**Data for the task:**
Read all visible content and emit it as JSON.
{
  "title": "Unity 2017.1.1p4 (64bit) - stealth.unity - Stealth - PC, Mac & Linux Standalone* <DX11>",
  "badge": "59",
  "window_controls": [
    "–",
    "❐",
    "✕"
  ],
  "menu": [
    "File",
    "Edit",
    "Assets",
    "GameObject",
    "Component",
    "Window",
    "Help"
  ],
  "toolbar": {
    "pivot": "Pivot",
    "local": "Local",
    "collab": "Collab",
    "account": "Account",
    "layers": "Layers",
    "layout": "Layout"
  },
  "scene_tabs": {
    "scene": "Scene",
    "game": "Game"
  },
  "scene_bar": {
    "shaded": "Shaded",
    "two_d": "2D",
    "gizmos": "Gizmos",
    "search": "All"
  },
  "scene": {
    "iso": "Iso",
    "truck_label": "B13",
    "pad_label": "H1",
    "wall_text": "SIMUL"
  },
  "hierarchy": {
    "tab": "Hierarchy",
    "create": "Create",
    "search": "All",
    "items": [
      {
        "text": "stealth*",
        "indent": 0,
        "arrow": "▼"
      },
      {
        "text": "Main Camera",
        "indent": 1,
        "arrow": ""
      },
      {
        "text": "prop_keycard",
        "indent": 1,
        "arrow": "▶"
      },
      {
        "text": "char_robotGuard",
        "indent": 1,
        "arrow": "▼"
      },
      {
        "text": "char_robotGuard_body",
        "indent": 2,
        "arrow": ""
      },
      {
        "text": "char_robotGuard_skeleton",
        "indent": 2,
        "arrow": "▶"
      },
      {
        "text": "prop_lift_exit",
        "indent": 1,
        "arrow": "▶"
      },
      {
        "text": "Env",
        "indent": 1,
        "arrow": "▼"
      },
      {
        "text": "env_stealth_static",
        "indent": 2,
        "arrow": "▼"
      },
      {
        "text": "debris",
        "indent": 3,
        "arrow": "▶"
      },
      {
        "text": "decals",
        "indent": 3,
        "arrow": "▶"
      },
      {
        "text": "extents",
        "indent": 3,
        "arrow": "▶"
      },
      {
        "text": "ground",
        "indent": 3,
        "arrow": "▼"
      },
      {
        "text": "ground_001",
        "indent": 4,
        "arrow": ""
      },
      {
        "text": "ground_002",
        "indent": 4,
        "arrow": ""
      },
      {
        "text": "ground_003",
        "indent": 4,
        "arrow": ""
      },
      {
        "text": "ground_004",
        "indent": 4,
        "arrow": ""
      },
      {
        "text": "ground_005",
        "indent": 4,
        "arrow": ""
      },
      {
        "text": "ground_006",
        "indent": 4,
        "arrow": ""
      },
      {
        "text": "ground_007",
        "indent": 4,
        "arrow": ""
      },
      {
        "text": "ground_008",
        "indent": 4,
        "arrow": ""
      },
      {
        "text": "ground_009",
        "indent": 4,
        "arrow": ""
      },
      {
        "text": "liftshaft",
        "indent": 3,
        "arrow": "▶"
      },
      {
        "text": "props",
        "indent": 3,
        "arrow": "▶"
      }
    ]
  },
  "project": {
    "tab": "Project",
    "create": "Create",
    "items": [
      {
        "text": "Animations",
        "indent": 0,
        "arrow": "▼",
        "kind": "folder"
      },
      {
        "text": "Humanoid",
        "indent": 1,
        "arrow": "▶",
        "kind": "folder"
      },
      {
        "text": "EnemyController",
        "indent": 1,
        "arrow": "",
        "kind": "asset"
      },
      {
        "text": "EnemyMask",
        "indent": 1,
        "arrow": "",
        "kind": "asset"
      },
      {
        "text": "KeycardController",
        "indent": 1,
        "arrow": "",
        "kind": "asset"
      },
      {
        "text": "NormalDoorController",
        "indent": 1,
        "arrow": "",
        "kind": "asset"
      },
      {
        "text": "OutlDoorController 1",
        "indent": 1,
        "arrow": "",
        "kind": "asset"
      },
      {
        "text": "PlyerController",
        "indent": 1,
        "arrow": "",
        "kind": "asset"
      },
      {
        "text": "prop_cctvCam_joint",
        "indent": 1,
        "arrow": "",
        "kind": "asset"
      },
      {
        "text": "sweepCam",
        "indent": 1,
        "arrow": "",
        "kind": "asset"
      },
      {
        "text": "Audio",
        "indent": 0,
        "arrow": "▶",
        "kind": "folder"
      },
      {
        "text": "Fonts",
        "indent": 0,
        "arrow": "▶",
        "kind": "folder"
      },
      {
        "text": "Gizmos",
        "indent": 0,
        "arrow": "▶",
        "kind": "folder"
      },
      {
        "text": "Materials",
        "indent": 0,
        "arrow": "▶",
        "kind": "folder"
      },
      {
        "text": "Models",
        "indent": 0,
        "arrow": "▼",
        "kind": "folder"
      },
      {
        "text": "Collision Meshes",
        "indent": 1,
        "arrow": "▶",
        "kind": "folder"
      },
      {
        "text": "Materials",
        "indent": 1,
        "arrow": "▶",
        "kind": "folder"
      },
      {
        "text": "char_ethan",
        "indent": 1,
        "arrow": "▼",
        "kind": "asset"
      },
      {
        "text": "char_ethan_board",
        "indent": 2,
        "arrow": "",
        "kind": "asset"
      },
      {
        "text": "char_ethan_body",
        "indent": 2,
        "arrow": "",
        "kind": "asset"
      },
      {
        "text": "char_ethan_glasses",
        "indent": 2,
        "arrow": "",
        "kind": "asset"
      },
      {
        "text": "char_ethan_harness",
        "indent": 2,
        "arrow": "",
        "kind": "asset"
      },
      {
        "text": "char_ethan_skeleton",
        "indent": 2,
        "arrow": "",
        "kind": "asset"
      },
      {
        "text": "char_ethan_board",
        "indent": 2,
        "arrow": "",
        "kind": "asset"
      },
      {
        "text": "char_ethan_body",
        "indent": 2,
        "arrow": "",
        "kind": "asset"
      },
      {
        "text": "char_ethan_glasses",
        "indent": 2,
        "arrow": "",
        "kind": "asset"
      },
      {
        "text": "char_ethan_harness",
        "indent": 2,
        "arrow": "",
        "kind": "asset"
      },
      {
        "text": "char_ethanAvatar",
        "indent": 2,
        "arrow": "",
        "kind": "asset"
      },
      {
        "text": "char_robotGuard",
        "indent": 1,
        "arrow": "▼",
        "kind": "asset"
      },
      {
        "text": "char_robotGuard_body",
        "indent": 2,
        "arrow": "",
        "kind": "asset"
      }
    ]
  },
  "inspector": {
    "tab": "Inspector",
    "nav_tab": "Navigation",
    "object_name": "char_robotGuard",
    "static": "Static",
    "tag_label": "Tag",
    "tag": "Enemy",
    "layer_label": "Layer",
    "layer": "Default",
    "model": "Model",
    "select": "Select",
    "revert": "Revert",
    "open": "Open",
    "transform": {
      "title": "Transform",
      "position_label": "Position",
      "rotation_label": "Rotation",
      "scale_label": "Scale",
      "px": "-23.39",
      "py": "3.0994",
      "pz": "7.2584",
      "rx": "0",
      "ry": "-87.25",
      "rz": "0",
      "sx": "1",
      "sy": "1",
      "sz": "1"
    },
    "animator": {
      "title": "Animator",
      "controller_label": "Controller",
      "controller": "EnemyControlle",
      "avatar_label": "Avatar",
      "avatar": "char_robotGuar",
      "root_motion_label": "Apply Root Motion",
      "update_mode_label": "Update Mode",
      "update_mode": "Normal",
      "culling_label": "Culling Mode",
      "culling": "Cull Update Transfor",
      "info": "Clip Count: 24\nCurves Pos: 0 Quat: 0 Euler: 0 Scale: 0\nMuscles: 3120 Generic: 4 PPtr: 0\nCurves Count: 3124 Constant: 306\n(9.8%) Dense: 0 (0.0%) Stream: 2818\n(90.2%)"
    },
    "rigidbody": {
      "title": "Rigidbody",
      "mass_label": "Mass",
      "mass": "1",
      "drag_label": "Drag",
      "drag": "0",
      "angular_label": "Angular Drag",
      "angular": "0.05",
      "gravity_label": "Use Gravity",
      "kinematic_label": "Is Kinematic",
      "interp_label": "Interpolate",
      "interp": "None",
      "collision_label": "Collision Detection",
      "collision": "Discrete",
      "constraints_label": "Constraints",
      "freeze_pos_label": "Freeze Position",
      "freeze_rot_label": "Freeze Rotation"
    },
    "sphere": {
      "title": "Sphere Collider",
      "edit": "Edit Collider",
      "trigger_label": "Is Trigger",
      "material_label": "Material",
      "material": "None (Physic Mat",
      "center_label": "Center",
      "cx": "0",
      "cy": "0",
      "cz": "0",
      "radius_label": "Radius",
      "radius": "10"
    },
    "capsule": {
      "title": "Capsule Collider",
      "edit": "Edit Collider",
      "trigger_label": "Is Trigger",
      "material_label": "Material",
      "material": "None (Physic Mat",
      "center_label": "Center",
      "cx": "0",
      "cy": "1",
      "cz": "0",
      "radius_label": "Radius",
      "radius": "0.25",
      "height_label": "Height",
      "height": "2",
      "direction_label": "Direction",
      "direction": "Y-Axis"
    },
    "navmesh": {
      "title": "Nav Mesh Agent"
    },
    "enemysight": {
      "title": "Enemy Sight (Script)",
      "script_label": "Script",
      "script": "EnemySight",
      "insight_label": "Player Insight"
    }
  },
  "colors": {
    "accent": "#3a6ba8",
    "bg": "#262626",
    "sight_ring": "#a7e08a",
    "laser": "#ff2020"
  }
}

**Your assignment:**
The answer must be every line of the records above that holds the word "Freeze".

**Exercise solution:**
      "freeze_pos_label": "Freeze Position",
      "freeze_rot_label": "Freeze Rotation"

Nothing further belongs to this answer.